Summary
My research fits in the field of applied mathematics, with focus on the analysis of partial differential equations (PDEs) and their role in the study of problems arising in fluid mechanics and mathematical physics. I am particularly interested in fluidsolid interaction problems. Interactions of fluids and solids (either rigid or deformable) arise in many natural and physical phenomena. Many studies can be found in the literature concerning dynamics of flight and space technology, and for many geophysical and biological applications. From a mathematical point of view, the equations governing fluidsolid interactions possess all the mathematical features of the nonlinear PDEs describing the motion of viscous fluids (the NavierStokes equations). Though the aim is to provide a rigorous description of the behavior of physical systems, the fundamental mathematical questions behind these problems are never overlooked. The lack of a proof for the uniqueness of solutions satisfying the energy balance together with a "chaotic'' behavior of weak solutions for finite time intervals play a fundamental role in our problems. In addition, the coupling of the Navier Stokes equations with the equations describing the motion of solids features a combination of a dissipative component originating from the fluid, and a conservative or even excited component due the solid counterpart. This dissipativeconservative interplay arises in many other problems characterized by the coupling of parabolic and hyperbolic PDEs. Our investigations aim to answer fundamental questions concerning the existence and regularity properties of solutions to the equations governing the motion of fluidsolid systems, and to provide a detailed description of the stability properties and longtime behaviour of the motions.
I have also worked on some problems in approximation theory related to the behavior of interpolating operators on discontinuous functions and the approximation of cosine functions by iterates of bounded linear operators.
Undergraduate Summer Research Program

2020: Linearization principles for systems of ordinary differential equations
This project focus on the study of the asymptotic stability of solutions to nonlinear systems of ordinary differential equations (ODEs). It is wellknown that for systems of ODEs which are "locally linear", information about the stability can be obtained by studying the spectral properties of a (suitably constructed) linear system of ODEs. Whenever this linear approximation is possible, we obtain what is generally known as "linearization principle". General stability principles are proved for systems which are not "locally linear" in the classical sense. For such system, for example, the coefficients matrix is not invertible and equilibria are not isolated, instead they form a (nontrivial) nthdimensional manifold. The results are applied to the LandauLifshitzGilbert equation for a single spin. 
2021: Longtime dynamics of rigid bodies with a damper

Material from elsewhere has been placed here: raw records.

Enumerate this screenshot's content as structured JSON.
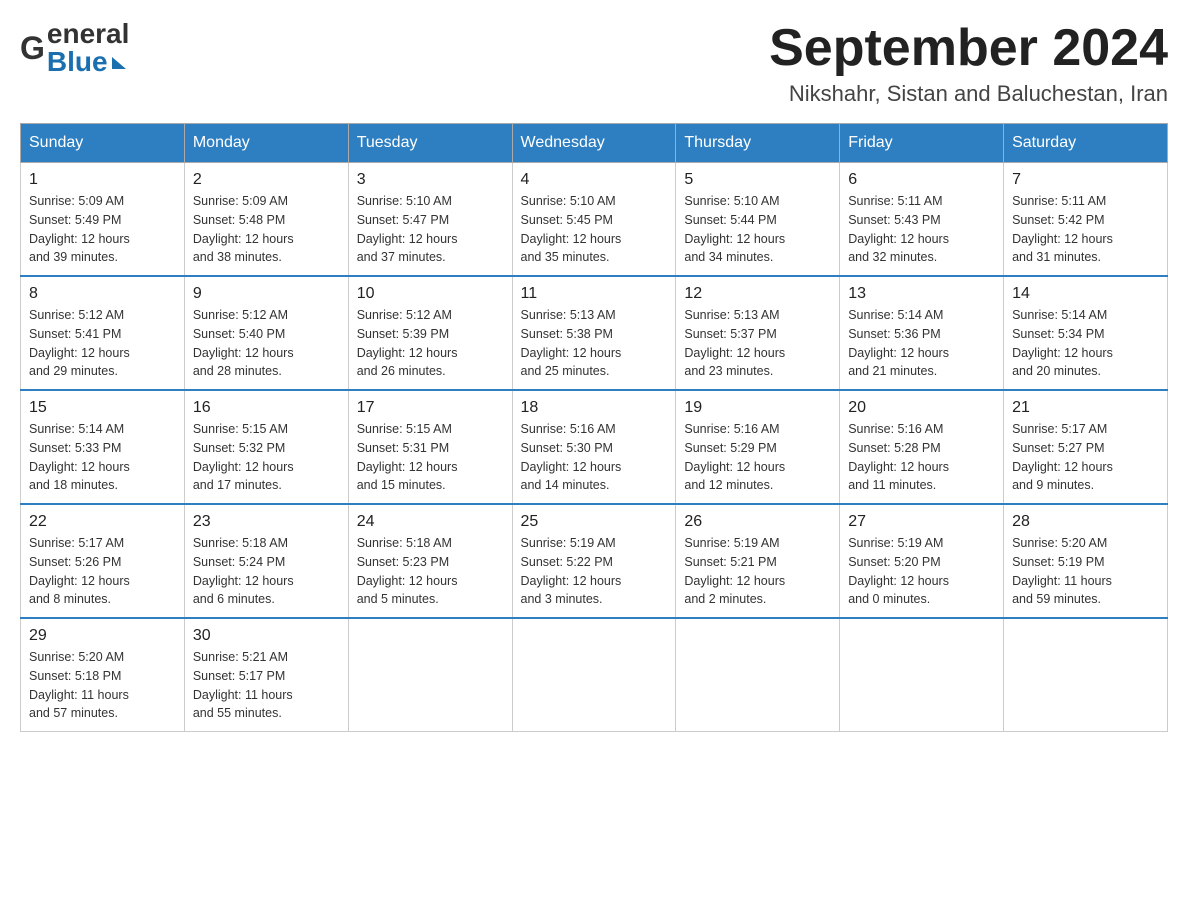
{
  "header": {
    "logo_general": "General",
    "logo_blue": "Blue",
    "title": "September 2024",
    "subtitle": "Nikshahr, Sistan and Baluchestan, Iran"
  },
  "calendar": {
    "weekdays": [
      "Sunday",
      "Monday",
      "Tuesday",
      "Wednesday",
      "Thursday",
      "Friday",
      "Saturday"
    ],
    "weeks": [
      [
        {
          "day": "1",
          "sunrise": "5:09 AM",
          "sunset": "5:49 PM",
          "daylight": "12 hours and 39 minutes."
        },
        {
          "day": "2",
          "sunrise": "5:09 AM",
          "sunset": "5:48 PM",
          "daylight": "12 hours and 38 minutes."
        },
        {
          "day": "3",
          "sunrise": "5:10 AM",
          "sunset": "5:47 PM",
          "daylight": "12 hours and 37 minutes."
        },
        {
          "day": "4",
          "sunrise": "5:10 AM",
          "sunset": "5:45 PM",
          "daylight": "12 hours and 35 minutes."
        },
        {
          "day": "5",
          "sunrise": "5:10 AM",
          "sunset": "5:44 PM",
          "daylight": "12 hours and 34 minutes."
        },
        {
          "day": "6",
          "sunrise": "5:11 AM",
          "sunset": "5:43 PM",
          "daylight": "12 hours and 32 minutes."
        },
        {
          "day": "7",
          "sunrise": "5:11 AM",
          "sunset": "5:42 PM",
          "daylight": "12 hours and 31 minutes."
        }
      ],
      [
        {
          "day": "8",
          "sunrise": "5:12 AM",
          "sunset": "5:41 PM",
          "daylight": "12 hours and 29 minutes."
        },
        {
          "day": "9",
          "sunrise": "5:12 AM",
          "sunset": "5:40 PM",
          "daylight": "12 hours and 28 minutes."
        },
        {
          "day": "10",
          "sunrise": "5:12 AM",
          "sunset": "5:39 PM",
          "daylight": "12 hours and 26 minutes."
        },
        {
          "day": "11",
          "sunrise": "5:13 AM",
          "sunset": "5:38 PM",
          "daylight": "12 hours and 25 minutes."
        },
        {
          "day": "12",
          "sunrise": "5:13 AM",
          "sunset": "5:37 PM",
          "daylight": "12 hours and 23 minutes."
        },
        {
          "day": "13",
          "sunrise": "5:14 AM",
          "sunset": "5:36 PM",
          "daylight": "12 hours and 21 minutes."
        },
        {
          "day": "14",
          "sunrise": "5:14 AM",
          "sunset": "5:34 PM",
          "daylight": "12 hours and 20 minutes."
        }
      ],
      [
        {
          "day": "15",
          "sunrise": "5:14 AM",
          "sunset": "5:33 PM",
          "daylight": "12 hours and 18 minutes."
        },
        {
          "day": "16",
          "sunrise": "5:15 AM",
          "sunset": "5:32 PM",
          "daylight": "12 hours and 17 minutes."
        },
        {
          "day": "17",
          "sunrise": "5:15 AM",
          "sunset": "5:31 PM",
          "daylight": "12 hours and 15 minutes."
        },
        {
          "day": "18",
          "sunrise": "5:16 AM",
          "sunset": "5:30 PM",
          "daylight": "12 hours and 14 minutes."
        },
        {
          "day": "19",
          "sunrise": "5:16 AM",
          "sunset": "5:29 PM",
          "daylight": "12 hours and 12 minutes."
        },
        {
          "day": "20",
          "sunrise": "5:16 AM",
          "sunset": "5:28 PM",
          "daylight": "12 hours and 11 minutes."
        },
        {
          "day": "21",
          "sunrise": "5:17 AM",
          "sunset": "5:27 PM",
          "daylight": "12 hours and 9 minutes."
        }
      ],
      [
        {
          "day": "22",
          "sunrise": "5:17 AM",
          "sunset": "5:26 PM",
          "daylight": "12 hours and 8 minutes."
        },
        {
          "day": "23",
          "sunrise": "5:18 AM",
          "sunset": "5:24 PM",
          "daylight": "12 hours and 6 minutes."
        },
        {
          "day": "24",
          "sunrise": "5:18 AM",
          "sunset": "5:23 PM",
          "daylight": "12 hours and 5 minutes."
        },
        {
          "day": "25",
          "sunrise": "5:19 AM",
          "sunset": "5:22 PM",
          "daylight": "12 hours and 3 minutes."
        },
        {
          "day": "26",
          "sunrise": "5:19 AM",
          "sunset": "5:21 PM",
          "daylight": "12 hours and 2 minutes."
        },
        {
          "day": "27",
          "sunrise": "5:19 AM",
          "sunset": "5:20 PM",
          "daylight": "12 hours and 0 minutes."
        },
        {
          "day": "28",
          "sunrise": "5:20 AM",
          "sunset": "5:19 PM",
          "daylight": "11 hours and 59 minutes."
        }
      ],
      [
        {
          "day": "29",
          "sunrise": "5:20 AM",
          "sunset": "5:18 PM",
          "daylight": "11 hours and 57 minutes."
        },
        {
          "day": "30",
          "sunrise": "5:21 AM",
          "sunset": "5:17 PM",
          "daylight": "11 hours and 55 minutes."
        },
        null,
        null,
        null,
        null,
        null
      ]
    ],
    "sunrise_label": "Sunrise:",
    "sunset_label": "Sunset:",
    "daylight_label": "Daylight:"
  }
}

Consider a rigid body with a damper, this is a system constituted by two rigid bodies, one inside the other, and separated by a narrow lubricating layer. The damping mechanism is provided by the coupling of the inner solid and lubricating liquid. A mathematical model describing such mechanical system is given by a system of nonlinear differential equations with an energy functional (Lyapunov function) which is nonincreasing along trajectories. It is well known that a permanent rotation (i.e., a rotation with constant angular velocity) of a rigid body with a damper is stable if and only if the axis of rotation is the one corresponding to the largest principal moment of inertia. The objective of this project is to obtain information about the longtime behaviour of generic trajectories (i.e., time dependent motions). We are interested in two types of trajectories: (i) those starting “sufficiently close” to an equilibrium; and (ii) those corresponding to “arbitrary” initial data. The questions that we want to answer are: (1) under which conditions (if any) equilibria are attained by such trajectories; and (2) with what rate (if any) the decay to an equilibrium happens. These problems have many interesting applications in structural mechanics and space dynamics. As a matter of fact, similar types of systems have been widely used to model the passive damping of wobbling structures like buildings, bridges and artificial satellites.